2.  Native Advertising

Native advertising is certainly not new, as brands have been using the trend for years as a way to get natural-looking visibility on related sites. Now, as more and more consumers ignore, or even block, conventional digital ads, native advertising offers a stealthy, yet effective, way to get in front of them. With this increase in popularity, you can also expect to see new forms of native advertising offered by major publishers. Business Insider predicts that native ads will drive 74% of all ad revenue by 2021.

3.  Data Visualization Tools

Data is fundamental when it comes to marketing campaigns. As marketers, we need quantitative information on consumer behavior as well as ad performance. Measuring marketing has been an ongoing struggle and even Facebook has admitted its data doesn’t tell a complete story. Technology is now catching up to the “interpretation” part of data analysis, and we are already seeing dozens of data visualization tools on the market today. These tools use sophisticated technology that helps users interpret data. If a business doesn’t have plans to utilize these tools in 2017, it will be at a significant disadvantage.

4.  Live Video Streaming

As mentioned above, users crave that higher level of interaction, and social media platforms are responding. Facebook Live launched in April, which allows users to broadcast themselves and connect with a large audience in real time. Facebook Live Reactions allows users to interact with their audience and gauge how the broadcast is going. Instagram, which is owned by Facebook, followed suit and launched its own live video streaming in November. This feature gives brands an opportunity to connect and engage with consumers in real time, which is essential in today’s fast-paced society.
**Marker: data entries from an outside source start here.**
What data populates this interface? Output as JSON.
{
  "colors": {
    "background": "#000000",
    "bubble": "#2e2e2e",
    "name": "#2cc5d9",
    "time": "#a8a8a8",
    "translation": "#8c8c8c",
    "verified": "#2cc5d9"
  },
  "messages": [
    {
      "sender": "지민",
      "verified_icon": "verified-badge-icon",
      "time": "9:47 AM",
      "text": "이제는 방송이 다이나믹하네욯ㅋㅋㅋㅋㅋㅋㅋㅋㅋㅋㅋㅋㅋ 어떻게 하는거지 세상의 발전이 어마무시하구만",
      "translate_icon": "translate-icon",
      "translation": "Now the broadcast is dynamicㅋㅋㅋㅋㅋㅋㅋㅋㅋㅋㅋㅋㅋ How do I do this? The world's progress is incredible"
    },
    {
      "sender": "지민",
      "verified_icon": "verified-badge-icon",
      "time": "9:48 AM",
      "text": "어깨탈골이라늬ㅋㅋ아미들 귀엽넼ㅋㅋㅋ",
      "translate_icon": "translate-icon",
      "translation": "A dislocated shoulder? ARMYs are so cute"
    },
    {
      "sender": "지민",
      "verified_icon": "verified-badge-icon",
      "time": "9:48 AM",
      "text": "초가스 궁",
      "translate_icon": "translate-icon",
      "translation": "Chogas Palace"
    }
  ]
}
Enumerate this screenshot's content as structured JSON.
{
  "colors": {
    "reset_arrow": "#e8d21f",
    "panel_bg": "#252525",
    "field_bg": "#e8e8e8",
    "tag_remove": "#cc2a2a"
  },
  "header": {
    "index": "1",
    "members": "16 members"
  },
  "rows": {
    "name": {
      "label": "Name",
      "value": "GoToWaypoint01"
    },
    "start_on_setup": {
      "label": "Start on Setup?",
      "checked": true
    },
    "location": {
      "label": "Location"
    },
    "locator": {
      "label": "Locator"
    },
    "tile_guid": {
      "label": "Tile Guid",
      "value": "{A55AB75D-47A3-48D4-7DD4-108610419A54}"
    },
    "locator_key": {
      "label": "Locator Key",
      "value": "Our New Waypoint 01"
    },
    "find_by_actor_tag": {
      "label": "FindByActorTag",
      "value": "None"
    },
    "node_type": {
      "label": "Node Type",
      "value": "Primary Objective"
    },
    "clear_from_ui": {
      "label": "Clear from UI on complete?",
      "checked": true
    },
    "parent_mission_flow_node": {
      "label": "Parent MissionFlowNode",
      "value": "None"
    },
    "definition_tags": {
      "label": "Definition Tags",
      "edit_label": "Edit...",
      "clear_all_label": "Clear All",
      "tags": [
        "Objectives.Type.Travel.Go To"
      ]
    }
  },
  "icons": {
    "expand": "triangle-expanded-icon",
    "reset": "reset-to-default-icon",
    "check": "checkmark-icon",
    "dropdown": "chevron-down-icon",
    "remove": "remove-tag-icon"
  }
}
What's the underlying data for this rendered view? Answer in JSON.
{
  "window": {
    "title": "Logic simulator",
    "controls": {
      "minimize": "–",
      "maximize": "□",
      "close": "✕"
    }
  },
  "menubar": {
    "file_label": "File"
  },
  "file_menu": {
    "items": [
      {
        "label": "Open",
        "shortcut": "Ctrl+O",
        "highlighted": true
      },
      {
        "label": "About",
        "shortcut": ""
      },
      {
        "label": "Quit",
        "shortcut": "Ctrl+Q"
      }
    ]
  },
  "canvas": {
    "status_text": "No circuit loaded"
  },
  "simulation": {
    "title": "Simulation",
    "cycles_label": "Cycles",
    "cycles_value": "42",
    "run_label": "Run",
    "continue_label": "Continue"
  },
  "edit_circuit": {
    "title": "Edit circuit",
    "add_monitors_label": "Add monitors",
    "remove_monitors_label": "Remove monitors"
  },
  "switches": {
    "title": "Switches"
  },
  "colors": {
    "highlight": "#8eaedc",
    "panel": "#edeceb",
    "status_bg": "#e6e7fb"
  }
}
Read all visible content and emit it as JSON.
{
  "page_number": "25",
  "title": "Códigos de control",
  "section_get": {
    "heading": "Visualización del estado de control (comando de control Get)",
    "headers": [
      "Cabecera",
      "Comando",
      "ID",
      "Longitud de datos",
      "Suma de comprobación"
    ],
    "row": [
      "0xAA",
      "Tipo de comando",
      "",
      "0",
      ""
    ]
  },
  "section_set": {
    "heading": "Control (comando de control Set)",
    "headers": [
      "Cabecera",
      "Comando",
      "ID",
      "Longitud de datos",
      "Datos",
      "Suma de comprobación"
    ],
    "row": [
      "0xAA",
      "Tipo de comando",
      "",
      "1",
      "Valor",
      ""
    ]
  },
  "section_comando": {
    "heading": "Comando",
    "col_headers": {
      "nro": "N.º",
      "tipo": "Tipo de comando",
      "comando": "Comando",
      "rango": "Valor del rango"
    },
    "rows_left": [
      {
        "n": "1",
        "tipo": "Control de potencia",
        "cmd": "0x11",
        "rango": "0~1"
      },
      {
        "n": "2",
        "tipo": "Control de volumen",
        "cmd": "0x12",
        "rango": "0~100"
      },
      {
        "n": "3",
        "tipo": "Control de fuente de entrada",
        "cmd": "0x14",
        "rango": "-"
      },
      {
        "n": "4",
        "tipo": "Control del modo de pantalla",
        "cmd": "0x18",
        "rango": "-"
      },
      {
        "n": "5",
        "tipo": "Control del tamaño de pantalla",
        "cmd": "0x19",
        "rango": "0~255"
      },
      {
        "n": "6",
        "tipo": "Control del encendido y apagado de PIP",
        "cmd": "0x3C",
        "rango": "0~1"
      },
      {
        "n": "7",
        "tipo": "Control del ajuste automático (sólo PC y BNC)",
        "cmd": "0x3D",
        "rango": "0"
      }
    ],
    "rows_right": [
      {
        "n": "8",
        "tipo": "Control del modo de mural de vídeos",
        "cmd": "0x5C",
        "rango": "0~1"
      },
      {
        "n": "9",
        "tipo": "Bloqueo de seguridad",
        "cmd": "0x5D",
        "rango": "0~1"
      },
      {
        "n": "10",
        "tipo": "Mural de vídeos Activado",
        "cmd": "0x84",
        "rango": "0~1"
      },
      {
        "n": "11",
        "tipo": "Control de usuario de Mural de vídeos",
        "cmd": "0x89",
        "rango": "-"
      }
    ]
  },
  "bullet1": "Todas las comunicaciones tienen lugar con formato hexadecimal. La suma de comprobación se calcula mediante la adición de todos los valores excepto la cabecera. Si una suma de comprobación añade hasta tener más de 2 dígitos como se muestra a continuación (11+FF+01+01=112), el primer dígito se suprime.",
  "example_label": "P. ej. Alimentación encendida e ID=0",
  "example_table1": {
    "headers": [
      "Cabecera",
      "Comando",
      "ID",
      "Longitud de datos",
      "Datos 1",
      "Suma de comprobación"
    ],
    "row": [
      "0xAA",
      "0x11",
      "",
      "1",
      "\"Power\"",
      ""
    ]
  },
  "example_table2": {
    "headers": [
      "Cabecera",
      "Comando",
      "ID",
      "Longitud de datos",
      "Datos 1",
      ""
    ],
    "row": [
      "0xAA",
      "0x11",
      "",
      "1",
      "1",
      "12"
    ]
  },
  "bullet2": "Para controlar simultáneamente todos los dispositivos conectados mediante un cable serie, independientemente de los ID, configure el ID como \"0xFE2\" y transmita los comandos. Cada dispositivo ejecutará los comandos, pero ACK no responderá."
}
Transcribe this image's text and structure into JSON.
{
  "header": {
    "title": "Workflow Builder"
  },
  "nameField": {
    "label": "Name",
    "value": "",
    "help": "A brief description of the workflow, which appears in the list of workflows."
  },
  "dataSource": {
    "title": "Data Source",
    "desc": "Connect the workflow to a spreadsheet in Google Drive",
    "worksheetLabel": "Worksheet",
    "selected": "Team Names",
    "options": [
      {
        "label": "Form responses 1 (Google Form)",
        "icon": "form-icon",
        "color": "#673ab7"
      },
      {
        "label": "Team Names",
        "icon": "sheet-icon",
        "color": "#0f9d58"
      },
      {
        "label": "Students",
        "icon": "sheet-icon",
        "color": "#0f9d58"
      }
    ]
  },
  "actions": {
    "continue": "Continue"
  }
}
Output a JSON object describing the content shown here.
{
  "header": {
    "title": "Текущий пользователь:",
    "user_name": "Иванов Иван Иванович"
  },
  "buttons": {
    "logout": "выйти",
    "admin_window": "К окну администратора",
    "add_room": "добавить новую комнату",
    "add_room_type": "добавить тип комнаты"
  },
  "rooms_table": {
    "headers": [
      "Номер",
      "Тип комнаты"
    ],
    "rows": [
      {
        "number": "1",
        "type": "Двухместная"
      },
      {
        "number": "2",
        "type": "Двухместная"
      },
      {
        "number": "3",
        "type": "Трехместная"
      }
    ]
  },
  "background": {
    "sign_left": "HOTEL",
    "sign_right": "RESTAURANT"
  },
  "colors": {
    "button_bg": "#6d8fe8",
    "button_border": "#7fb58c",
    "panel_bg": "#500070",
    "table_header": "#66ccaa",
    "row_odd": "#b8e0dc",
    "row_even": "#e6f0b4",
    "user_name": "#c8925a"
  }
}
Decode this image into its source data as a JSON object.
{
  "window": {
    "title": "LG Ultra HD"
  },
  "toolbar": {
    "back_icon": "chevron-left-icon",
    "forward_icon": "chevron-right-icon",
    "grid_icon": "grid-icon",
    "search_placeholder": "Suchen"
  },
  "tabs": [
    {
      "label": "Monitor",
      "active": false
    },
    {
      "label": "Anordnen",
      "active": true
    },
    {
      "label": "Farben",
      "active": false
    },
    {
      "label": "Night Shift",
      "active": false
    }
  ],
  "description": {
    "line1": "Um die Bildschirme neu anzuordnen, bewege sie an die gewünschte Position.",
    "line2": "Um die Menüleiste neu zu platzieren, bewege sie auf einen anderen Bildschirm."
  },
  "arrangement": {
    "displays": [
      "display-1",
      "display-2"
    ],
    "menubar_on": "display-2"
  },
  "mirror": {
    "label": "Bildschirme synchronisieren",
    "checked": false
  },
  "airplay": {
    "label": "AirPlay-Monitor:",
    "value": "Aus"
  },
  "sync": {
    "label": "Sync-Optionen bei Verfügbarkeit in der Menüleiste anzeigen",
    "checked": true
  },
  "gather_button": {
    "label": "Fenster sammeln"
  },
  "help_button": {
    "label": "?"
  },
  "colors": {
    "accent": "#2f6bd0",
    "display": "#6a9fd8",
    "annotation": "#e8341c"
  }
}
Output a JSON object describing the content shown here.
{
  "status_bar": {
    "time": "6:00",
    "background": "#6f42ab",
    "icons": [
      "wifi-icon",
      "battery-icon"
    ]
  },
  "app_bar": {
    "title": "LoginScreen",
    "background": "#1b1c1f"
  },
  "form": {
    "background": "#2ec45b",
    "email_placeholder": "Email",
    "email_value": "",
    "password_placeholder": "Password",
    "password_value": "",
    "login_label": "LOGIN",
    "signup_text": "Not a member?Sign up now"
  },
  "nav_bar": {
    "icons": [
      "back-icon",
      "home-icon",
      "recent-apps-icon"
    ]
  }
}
5. Chatbots and Artificial Intelligence

Providing a positive customer experience is key when it comes to savvy business practices. Many of today’s successful companies embrace customer-centric philosophies to establish positive relationships and customer retention. One way to provide this experience is to leverage the power of technology with chatbots and Artificial Intelligence. Suppose you are looking for a place to dine in a new city. Asking locals is one way to get ideas, but they probably don’t know that you have a gluten allergy and prefer spicy food. Now imagine a chatbot that knows your intolerances, likes, and dislikes, and can guide you to places based on this knowledge. Chatbots can use AI, deep learning and data crumbs from across the web to understand and guide consumer behavior.

It is important for brands to be aware of these trends in order to stay ahead of the competition and appeal to the right audience at the right time. If you’re ready to take your digital marketing efforts to the next level, contact Martino Flynn at or give us a call at 585.421.0100.